There’s a lot to consider when you decide to take out a home loan. It’s all very complex, and if you’ve never gone through it before, the entire process can be especially overwhelming. Both seasoned homeowners and first-time buyers share one thing in common: when you work with a lender, you operate largely on blind faith. Of course, you’ll ask your Realtor® for referrals, and you’ll do your due diligence before committing to a relationship with a lender, but it all boils down to ethics and understanding. You trust that the lender will behave ethically, which includes making sure that you understand what your mortgage loan entails.
That hasn’t always been the case. In years past, there were countless people who signed off on mortgage loans without having any idea what they were really getting into. The result, as you surely know, was a record-breaking number of subprime loans and people who were suddenly unable to afford their monthly house payment. The housing market has since experienced drastic improvements, though, and the Consumer Financial Protection Bureau is determined to develop and sustain a better way of managing home loans.
To that end, new mortgage disclosure reform was finally put into effect on October 3, 2015. The overarching objective of these changes is to disclose the details of a home loan in simpler terms that the buyer can easily comprehend. The former “Good Faith Estimate” has now been replaced by a “Loan Estimate” document that includes all of the numbers that were included on the old document, as well as answers to questions such as, “is it possible for this amount to increase after closing?” and “Does this loan have a pre-payment penalty or balloon payment?” The Loan Estimate must be delivered or placed in the mail no more than three business days after receipt of your mortgage application.
Another aspect of the 2015 mortgage disclosure reform addresses the shortcomings of the former HUD-1 form (more commonly known as a settlement statement). This new closing disclosure will replace the HUD-1, and it will include a recap of everything that was found in your original loan estimate form, along with loan cost, origination fees, and a detailed breakdown of prepaid insurance, taxes, and recording fees. This form will be given to you no less than 72 hours before closing. Included with it, you will find a document providing an overview of any additional loan information that you may need to know, including:
- Will your bank allow another party to assume the loan?
- Will you (the borrower) have the ability to make partial payments?
- Does your loan include a “negative amortization” feature?
Because mortgage lending is so inherently complicated, one could argue that no amount of disclosure will ever make the process easier. However, the need for consumers to stay informed is more important now than it has ever been before, and these forms aim to accomplish exactly that.
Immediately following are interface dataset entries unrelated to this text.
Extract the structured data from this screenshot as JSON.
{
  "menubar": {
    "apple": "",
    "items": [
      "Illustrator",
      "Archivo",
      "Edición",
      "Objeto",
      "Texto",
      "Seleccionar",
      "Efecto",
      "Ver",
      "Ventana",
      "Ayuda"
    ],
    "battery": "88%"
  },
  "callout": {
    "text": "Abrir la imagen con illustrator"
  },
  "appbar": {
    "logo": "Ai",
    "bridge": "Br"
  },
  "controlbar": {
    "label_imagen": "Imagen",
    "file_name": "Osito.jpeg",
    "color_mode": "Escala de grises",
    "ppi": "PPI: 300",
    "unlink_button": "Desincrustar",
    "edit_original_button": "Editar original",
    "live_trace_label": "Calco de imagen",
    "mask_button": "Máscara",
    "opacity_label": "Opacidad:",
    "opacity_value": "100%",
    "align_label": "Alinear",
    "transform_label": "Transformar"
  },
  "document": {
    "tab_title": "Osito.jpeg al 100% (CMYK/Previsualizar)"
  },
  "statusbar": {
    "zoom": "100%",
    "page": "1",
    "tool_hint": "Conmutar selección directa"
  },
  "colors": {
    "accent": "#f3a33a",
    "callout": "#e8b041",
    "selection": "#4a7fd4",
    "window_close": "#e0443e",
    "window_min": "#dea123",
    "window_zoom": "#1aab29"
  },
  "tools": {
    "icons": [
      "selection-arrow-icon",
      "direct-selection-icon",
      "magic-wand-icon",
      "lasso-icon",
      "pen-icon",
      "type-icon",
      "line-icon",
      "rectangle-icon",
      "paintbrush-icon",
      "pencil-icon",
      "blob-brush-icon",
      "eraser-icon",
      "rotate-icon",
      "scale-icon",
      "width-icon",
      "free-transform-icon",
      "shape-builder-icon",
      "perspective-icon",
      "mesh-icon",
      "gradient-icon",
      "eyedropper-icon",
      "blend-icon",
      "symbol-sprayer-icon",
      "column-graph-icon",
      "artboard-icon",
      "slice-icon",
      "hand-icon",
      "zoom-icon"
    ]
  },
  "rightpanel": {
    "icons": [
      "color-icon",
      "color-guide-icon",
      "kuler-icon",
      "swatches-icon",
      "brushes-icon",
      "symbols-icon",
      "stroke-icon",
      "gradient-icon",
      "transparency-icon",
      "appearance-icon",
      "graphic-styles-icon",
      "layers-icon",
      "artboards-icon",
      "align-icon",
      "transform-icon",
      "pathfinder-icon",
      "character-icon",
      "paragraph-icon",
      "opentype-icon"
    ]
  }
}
If you’re looking for a trusted mortgage lender in Northern New Jersey, our team would be happy to provide a few referrals, as well as some tips for making the loan process go as smoothly as possible. Contact Maggee directly at 973-879-9711 or via email at firstname.lastname@example.org.